History and Antiquities. - Armagh, together with Louth, Monaghan and some smaller districts, formed part of a territory called Orgial or Urial, which was long subject to the occasional incursions of the Danes. The county was made shire ground in 1586, and called Armagh after the city by Sir John Perrott. When James I. proceeded to plant with English and Scottish colonists the vast tracts escheated to the crown in Ulster, the whole of the arable and pasture land in Armagh, estimated at 77,800 acres, was to have been allotted in sixty-one portions. Nineteen of these, comprising 22,180 acres, were to have been allotted to the church, and forty-two, amounting to 55,620 acres, to English and Scottish colonists, servitors, native Irish and four corporate towns - the swordsmen to be dispersed throughout Connaught and Munster. This project was not strictly adhered to in Co. Armagh, nor were the Irish swordsmen or soldiers transplanted into Connaught and Munster from this and some other counties. The antiquities consist of cairns and tumuli; the remains of the fortress of Emain near the city of Armagh (q.v.), once the residence of the kings of Ulster; and Danes Cast, an extensive fortification in the south-east of the county, near Poyntzpass, extending into Co. Down. Spears, battle-axes, collars, rings, amulets, medals of gold, ornaments of silver, jet and amber, etc., have also been found in various places. The religious houses were at Armagh, Killevy, Kilmore, Stradhailloyse and Tahenny. Of military antiquities the most remarkable are Tyrone's ditches, near Poyntzpass; and the pass of Moyry, the entry into the county from the south, which was fiercely contested by the Irish in 1595 and 1600, is defended by a castle. The summit of Slieve Gullion is crowned by a large cairn, which forms the roof of a singular cavern of artificial construction, probably an early burial-place.
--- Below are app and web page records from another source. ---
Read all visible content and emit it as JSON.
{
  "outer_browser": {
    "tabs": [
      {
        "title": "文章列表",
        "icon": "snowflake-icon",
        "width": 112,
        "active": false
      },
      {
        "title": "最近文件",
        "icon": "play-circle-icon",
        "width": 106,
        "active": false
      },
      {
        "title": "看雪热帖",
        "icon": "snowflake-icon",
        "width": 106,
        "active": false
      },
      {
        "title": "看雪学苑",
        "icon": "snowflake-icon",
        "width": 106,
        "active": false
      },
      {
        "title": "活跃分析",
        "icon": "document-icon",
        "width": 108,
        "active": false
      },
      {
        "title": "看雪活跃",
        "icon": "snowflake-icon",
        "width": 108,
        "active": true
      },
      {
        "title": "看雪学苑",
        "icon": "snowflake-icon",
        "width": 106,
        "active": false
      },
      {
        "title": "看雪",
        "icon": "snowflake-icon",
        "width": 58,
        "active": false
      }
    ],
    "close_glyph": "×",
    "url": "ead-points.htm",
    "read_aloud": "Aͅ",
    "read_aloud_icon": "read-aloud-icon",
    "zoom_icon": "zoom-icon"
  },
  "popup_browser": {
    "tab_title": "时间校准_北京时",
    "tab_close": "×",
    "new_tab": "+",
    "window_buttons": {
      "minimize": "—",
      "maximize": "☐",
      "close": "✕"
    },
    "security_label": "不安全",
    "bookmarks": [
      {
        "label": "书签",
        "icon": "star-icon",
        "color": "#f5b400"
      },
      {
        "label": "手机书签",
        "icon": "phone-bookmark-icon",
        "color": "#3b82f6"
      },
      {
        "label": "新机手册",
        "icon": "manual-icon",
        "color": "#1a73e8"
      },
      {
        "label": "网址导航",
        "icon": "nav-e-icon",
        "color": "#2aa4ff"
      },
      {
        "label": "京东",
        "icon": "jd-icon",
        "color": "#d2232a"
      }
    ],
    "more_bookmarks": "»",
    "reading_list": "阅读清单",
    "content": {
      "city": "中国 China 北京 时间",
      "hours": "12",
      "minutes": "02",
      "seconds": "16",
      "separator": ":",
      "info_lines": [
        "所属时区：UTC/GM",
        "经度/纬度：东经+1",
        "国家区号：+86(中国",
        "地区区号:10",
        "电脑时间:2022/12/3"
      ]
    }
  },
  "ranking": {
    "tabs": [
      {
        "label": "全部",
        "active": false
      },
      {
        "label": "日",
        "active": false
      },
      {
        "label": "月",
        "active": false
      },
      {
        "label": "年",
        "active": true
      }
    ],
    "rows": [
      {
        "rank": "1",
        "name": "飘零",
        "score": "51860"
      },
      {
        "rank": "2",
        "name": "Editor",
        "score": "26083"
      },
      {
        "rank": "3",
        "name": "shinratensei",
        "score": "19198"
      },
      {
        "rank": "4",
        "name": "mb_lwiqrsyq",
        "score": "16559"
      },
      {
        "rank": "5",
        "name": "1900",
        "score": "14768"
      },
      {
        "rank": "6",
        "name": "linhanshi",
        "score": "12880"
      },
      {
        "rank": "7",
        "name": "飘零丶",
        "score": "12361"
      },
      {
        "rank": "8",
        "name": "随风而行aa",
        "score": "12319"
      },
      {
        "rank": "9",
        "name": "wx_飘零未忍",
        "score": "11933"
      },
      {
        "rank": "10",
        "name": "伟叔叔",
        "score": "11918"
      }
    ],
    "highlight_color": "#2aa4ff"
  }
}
Note - this article incorporates content from Encyclopaedia Britannica, Eleventh Edition, (1910-1911)